> PROVIDED MATERIAL:
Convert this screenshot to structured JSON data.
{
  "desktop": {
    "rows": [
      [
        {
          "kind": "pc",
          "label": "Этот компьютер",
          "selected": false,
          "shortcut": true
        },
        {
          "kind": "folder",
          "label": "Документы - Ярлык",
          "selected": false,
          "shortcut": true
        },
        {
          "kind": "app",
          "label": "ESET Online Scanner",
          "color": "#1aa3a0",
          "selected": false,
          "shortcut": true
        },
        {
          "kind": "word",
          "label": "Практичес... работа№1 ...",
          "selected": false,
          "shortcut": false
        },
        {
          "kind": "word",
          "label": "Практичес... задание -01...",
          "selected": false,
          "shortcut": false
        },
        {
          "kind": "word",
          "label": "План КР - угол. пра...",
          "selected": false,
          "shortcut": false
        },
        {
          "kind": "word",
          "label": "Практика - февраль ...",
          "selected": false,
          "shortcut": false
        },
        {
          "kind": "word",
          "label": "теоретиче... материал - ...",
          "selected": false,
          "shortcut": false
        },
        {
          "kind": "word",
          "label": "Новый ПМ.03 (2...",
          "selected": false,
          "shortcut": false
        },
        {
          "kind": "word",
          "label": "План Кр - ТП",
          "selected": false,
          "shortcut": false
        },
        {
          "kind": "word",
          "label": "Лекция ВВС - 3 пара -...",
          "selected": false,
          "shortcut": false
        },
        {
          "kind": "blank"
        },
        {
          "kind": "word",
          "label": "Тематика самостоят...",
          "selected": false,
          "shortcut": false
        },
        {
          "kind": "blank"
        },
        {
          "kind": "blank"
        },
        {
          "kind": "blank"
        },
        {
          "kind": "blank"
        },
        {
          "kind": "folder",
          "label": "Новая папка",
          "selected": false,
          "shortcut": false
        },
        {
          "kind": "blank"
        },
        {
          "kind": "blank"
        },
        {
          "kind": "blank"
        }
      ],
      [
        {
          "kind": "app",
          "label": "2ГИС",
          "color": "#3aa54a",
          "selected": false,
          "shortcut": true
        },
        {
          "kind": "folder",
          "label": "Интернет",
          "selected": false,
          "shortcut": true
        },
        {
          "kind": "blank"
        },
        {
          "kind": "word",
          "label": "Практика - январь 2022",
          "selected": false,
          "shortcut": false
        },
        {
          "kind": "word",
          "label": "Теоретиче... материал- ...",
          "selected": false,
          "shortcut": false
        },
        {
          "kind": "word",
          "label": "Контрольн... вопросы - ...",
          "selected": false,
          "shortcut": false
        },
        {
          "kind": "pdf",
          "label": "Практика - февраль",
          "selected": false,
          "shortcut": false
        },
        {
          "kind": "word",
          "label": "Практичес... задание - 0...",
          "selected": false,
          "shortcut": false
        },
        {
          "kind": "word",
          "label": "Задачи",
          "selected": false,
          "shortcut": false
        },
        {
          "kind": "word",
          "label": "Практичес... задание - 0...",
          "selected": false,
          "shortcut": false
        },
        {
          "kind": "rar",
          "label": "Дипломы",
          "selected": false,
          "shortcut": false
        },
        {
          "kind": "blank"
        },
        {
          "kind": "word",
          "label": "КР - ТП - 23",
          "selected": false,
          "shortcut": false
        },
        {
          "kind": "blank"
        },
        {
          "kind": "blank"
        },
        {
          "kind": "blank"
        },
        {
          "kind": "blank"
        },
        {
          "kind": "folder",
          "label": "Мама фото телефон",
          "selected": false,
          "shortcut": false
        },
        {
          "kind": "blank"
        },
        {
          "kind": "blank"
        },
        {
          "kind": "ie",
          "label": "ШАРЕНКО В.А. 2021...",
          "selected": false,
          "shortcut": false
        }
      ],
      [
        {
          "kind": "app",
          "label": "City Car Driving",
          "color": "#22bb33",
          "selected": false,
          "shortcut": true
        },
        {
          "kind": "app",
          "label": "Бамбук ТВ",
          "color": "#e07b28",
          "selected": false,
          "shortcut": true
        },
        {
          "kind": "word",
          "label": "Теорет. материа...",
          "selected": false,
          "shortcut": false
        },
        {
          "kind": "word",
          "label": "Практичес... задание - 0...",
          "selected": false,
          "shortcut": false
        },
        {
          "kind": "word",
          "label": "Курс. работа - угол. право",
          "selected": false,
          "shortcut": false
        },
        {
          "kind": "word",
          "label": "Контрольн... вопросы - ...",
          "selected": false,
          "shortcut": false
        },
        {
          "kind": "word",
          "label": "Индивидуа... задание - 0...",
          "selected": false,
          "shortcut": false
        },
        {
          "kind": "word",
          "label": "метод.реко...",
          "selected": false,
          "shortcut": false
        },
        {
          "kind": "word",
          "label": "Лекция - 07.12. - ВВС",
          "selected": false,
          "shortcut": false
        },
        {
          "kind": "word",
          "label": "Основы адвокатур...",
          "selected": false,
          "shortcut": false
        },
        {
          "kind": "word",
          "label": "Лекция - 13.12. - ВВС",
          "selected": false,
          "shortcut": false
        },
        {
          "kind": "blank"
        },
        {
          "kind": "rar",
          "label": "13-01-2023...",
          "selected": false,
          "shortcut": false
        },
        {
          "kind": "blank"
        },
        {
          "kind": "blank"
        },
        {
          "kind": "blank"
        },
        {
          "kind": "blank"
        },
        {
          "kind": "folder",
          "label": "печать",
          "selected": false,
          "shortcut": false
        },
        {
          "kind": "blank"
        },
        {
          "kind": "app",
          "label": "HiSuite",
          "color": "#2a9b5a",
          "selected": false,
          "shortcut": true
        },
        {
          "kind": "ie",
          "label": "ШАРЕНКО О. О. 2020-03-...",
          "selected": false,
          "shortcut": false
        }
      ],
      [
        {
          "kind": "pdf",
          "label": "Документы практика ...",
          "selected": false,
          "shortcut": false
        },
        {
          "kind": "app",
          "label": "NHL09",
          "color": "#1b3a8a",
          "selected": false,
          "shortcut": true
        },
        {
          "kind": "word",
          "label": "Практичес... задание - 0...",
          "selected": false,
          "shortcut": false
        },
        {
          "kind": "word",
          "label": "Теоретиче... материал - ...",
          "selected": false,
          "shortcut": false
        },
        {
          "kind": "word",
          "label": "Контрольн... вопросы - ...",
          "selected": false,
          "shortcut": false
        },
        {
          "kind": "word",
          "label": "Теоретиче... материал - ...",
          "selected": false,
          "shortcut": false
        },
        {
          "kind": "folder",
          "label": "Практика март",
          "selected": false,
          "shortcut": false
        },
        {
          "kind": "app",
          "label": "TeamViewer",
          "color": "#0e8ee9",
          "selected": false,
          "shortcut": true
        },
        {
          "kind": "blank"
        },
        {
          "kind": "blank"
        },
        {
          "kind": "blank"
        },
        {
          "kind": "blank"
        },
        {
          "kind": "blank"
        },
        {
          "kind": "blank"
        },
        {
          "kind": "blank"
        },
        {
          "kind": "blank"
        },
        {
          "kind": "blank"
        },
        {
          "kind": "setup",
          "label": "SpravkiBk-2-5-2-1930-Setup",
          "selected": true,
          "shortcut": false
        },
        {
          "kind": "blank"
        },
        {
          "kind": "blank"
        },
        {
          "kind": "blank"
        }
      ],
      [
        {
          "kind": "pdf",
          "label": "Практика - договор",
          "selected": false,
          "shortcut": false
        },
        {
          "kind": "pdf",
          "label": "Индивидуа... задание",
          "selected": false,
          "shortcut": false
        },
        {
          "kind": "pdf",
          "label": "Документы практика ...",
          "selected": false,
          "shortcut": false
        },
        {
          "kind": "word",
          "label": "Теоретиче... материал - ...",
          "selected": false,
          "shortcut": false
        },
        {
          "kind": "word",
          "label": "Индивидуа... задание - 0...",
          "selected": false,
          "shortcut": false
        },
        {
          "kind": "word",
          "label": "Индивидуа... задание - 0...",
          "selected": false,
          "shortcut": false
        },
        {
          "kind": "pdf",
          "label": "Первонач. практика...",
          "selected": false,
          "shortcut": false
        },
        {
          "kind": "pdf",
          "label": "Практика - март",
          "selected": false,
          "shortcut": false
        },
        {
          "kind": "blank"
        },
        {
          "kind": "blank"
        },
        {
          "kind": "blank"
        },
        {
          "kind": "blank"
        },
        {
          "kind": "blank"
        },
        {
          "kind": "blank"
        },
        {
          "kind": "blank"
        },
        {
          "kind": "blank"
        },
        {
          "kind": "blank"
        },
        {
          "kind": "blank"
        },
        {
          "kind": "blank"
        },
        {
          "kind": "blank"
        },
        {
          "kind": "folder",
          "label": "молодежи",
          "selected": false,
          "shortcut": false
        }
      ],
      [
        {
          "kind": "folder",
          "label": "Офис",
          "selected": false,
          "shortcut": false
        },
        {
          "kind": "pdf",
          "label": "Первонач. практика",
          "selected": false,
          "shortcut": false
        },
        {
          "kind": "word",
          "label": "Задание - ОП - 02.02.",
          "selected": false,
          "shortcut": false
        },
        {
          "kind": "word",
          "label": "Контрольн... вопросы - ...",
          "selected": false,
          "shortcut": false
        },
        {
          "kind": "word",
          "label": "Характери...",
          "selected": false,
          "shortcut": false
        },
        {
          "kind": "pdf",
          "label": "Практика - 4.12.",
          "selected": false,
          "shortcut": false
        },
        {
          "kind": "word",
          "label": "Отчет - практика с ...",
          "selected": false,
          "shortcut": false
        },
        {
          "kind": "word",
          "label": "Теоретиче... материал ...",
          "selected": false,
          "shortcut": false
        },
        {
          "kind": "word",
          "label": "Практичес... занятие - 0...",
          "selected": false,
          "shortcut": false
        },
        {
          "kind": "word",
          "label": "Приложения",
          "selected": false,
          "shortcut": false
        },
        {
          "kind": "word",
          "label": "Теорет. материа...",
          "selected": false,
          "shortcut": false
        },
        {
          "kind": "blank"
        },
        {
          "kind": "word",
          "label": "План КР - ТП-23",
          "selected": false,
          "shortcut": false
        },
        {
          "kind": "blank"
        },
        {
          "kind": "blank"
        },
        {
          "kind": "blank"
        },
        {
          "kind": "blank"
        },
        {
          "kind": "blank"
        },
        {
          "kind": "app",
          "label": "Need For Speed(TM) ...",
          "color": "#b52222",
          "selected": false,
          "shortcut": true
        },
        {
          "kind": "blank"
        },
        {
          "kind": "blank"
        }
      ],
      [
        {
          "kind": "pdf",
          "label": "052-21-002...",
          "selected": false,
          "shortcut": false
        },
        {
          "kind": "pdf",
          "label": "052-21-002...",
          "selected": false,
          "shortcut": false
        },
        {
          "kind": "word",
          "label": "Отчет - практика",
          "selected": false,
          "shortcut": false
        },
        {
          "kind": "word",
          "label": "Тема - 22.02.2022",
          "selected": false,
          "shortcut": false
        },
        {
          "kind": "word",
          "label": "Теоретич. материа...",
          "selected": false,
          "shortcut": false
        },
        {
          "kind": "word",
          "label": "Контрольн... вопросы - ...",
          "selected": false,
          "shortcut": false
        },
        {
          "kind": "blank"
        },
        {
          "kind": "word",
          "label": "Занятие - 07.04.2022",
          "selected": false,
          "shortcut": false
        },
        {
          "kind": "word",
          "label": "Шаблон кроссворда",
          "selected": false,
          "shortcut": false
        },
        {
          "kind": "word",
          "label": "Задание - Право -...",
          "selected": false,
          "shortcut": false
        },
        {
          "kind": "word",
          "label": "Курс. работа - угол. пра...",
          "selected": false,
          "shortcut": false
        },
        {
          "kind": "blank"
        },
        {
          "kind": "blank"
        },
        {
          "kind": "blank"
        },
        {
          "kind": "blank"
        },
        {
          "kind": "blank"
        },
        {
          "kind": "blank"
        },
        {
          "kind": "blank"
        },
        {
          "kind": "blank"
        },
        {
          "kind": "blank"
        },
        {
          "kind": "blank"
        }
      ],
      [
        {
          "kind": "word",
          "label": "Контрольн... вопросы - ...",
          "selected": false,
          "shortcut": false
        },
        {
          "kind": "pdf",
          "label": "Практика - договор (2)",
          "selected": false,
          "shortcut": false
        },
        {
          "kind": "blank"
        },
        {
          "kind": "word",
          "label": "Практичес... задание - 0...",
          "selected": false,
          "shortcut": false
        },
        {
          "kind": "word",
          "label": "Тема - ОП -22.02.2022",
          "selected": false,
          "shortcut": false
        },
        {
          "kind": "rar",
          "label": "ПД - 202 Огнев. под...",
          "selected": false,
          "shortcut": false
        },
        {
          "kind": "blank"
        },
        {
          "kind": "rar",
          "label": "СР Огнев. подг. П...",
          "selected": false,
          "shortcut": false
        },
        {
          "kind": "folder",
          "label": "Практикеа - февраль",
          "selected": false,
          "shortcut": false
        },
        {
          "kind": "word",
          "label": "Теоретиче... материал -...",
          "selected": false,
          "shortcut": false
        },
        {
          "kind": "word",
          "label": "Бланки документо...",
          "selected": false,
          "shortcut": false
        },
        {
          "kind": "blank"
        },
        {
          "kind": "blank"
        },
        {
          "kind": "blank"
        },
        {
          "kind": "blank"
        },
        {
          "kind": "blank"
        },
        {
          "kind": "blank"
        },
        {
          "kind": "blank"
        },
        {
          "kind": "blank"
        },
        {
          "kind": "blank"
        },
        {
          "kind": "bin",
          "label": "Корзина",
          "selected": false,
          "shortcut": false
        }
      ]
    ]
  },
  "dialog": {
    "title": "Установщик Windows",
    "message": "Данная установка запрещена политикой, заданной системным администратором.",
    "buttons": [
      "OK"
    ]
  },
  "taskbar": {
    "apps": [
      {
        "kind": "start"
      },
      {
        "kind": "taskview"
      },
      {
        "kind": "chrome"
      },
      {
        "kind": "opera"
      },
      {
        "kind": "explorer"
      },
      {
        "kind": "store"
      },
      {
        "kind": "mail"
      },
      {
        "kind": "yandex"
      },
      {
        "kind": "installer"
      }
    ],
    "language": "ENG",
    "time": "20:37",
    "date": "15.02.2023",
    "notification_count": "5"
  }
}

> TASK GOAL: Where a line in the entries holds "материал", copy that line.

> RESULT FOR THIS EXERCISE:
          "label": "теоретиче... материал - ...",
          "label": "Теоретиче... материал- ...",
          "label": "Теоретиче... материал - ...",
          "label": "Теоретиче... материал - ...",
          "label": "Теоретиче... материал - ...",
          "label": "Теоретиче... материал ...",
          "label": "Теоретиче... материал -...",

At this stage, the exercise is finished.